Obama Meets Purpose Prize Winners at the White House

Sharon Rohrbach, who founded the Nurses for Newborns Foundation, was among those invited to the White House today by President Obama.

The six Purpose Prize winners who attended the social innovation event at the White House with President Obama on June 30 were:

Robert Chambers, Etna, N.H. A former car salesman, he became frustrated with car dealerships taking advantage of the poor. He described Bonnie CLAC (Car Loans and Counseling), which he created in 2001 to provide car loans at low-interest rates to individuals who would otherwise have no change of getting a good car at a decent rate.

His nonprofit takes care of the dealership haggling that can saddle them with inadequate cars at inflated prices and teaches them basic financial management skills. "Most of the time people don't realize they can own a new car," Chambers says. "It changes their lives and their self-image."

Chambers received The Purpose Prize in 2007. He was featured recently on NPR’s Car Talk and in The Wall Street Journal.

Read more about Robert Chambers.
See his video.

Gary Maxworthy, San Francisco. During three decades in the food distribution business and a year as a VISTA volunteer, he knew that food banks typically avoided fresh produce because of its cost and rapid rate of spoilage, and he realized that food distributors were sending millions of pounds of fresh produce to landfills every year.

He created Farm to Family to connect fruit and vegetable growers directly to food banks and distribute fresh produce to the poor in California. The program now distributes more than 38 million pounds of fresh fruits and vegetables to California food banks each year. He was honored with the Purpose Prize in 2007.

Read more about Gary Maxworthy.
See his video.

Martha Rollins, Richmond, Va. As an antique store owner, she became acutely aware of the racial and cultural divisions in her neighborhood. In 2001 she started Boaz & Ruth to meet the needs of some of the 200 prisoners released each week in the area.

"During my 30 years as an antiques dealer," Rollins says, "I saw the tremendous resources of Richmond's wealthy entering the front door of my shop and the severe need of the poor and often jobless folks living just outside the back door."

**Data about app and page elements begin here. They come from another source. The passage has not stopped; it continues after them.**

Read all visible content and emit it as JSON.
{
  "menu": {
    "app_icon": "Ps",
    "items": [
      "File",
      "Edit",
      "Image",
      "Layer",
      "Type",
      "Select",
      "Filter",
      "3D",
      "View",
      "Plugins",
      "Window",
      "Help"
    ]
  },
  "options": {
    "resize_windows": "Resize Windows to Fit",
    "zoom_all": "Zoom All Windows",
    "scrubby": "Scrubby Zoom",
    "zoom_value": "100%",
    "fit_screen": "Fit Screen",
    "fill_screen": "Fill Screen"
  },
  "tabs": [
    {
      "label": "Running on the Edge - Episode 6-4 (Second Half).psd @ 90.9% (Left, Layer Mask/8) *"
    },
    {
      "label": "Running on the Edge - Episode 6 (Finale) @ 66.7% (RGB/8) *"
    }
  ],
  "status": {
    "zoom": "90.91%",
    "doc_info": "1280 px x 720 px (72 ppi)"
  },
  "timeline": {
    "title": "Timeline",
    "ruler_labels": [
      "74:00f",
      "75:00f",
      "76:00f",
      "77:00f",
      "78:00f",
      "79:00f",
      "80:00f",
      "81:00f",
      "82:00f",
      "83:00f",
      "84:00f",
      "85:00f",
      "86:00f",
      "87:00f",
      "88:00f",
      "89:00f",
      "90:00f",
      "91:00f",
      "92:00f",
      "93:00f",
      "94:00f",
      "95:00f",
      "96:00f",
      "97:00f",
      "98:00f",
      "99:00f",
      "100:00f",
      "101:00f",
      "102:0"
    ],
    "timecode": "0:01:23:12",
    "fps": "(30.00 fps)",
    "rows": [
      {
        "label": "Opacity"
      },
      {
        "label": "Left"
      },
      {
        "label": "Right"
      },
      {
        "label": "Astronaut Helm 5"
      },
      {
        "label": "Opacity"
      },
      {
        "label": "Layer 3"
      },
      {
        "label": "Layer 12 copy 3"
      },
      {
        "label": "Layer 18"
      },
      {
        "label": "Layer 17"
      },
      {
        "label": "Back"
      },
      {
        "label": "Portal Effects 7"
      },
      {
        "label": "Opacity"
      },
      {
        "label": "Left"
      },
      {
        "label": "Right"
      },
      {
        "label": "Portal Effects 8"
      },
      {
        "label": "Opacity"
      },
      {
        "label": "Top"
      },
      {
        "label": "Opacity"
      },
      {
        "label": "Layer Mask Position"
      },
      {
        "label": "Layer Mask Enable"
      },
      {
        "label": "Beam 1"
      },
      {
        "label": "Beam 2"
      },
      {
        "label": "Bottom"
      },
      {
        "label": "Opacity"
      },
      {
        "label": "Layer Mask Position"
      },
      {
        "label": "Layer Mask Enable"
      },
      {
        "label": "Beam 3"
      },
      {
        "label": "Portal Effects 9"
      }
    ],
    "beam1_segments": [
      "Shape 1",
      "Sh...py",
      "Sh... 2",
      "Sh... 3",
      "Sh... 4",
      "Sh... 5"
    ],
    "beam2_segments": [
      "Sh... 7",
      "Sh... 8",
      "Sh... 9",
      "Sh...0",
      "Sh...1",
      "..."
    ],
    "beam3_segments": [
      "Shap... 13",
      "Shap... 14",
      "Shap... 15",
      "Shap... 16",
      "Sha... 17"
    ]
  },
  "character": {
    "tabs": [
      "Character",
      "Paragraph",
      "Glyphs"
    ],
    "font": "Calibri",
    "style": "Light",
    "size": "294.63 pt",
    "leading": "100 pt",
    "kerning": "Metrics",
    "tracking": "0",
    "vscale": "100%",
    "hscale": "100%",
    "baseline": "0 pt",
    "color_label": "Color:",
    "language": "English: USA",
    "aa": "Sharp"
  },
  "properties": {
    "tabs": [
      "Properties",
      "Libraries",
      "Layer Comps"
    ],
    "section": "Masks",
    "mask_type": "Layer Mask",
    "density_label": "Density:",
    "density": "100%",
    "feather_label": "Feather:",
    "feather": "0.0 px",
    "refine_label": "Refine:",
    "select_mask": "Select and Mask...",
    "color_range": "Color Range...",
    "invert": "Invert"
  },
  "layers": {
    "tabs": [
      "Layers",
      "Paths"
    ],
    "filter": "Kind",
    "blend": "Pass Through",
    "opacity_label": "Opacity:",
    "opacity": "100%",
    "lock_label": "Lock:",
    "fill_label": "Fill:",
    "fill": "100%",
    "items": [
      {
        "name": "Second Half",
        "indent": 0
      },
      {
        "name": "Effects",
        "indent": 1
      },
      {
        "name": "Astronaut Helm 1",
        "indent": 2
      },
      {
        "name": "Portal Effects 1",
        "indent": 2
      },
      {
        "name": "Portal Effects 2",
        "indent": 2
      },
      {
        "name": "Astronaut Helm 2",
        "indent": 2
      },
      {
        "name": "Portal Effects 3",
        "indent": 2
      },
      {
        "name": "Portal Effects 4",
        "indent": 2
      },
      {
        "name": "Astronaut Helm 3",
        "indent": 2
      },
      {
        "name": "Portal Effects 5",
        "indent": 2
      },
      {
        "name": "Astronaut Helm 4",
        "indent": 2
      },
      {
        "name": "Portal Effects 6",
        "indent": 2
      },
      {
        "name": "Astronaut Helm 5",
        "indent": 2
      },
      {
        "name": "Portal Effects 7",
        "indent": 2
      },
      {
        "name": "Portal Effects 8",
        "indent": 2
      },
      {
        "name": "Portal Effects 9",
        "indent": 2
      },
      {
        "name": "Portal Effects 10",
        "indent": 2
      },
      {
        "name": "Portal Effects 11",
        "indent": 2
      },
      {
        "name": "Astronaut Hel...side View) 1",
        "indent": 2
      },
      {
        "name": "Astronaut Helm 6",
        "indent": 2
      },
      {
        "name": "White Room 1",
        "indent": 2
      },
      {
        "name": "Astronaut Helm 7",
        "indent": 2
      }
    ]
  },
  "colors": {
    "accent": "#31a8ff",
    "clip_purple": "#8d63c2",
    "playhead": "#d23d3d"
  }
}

She was named a Purpose Prize winner in 2006.

Read more about Martha Rollins.
See her video.

Marilyn Gaston and Gayle Porter, Potomac, Md. These health professionals knew that African American women have greater health risks than any other group of women in the U.S. In 2003, they decided to do something about it and created Prime Time Sister Circles. African American women attending the meetings are empowered with information about how to improve their own health – and the health of their families – with information about exercise, nutrition, stress prevention and support from one another.

"It doesn't matter whether we are well educated or have money," say Gaston and Porter. "African American women suffer disproportionately from life-threatening diseases. They're twice as likely as American Caucasian women to suffer from cardiovascular disease, three times more likely to have diabetes, and at twice the risk for cancer. They are also more likely to experience stress and depressive symptoms."

They received The Purpose Prize in 2006.

Read more about Marilyn Gaston and Gayle Porter.
See their video.

Sharon Rohrbach, St. Louis, Mo. As a neonatal nurse for 16 years, she watched too many newborns leave the hospital, only to return with life-threatening medical conditions. She founded the Nurses for Newborns Foundation in 2006 to bring experienced nurses into the homes of mothers whose socioeconomic, personal or health status put their infants at high risk.

Nurses in the program provide a wide range of services, including medical care, parenting education, injury prevention strategies and emotional support to children under age 2. They remain on call 24/7 to handle crises, all with no charge to the families served.

Rohrbach, who received The Purpose Prize in 2007, launched the program out of a tiny hallway in her home in 1989. It is now a $4.3 million dollar organization that has served more than 50,000 families in four states.

Read more about Sharon Rohrbach.
See her video.

Also attending the event were Gara LaMarche, president and CEO of The Atlantic Philanthropies, who gave a stirring “call to action” speech at the 2008 Encore Careers Summit and John Gomperts, president of Civic Ventures, which publishes Encore.org.

Read about LaMarche’s rousing speech at the Summit.
Read his “call to action” speech.

The Purpose Prize is awarded annually to social innovators over age 60. The 2009 Purpose Prize winners will be announced in October 2009. Applications are now being accepted for the 2010 Purpose Prize.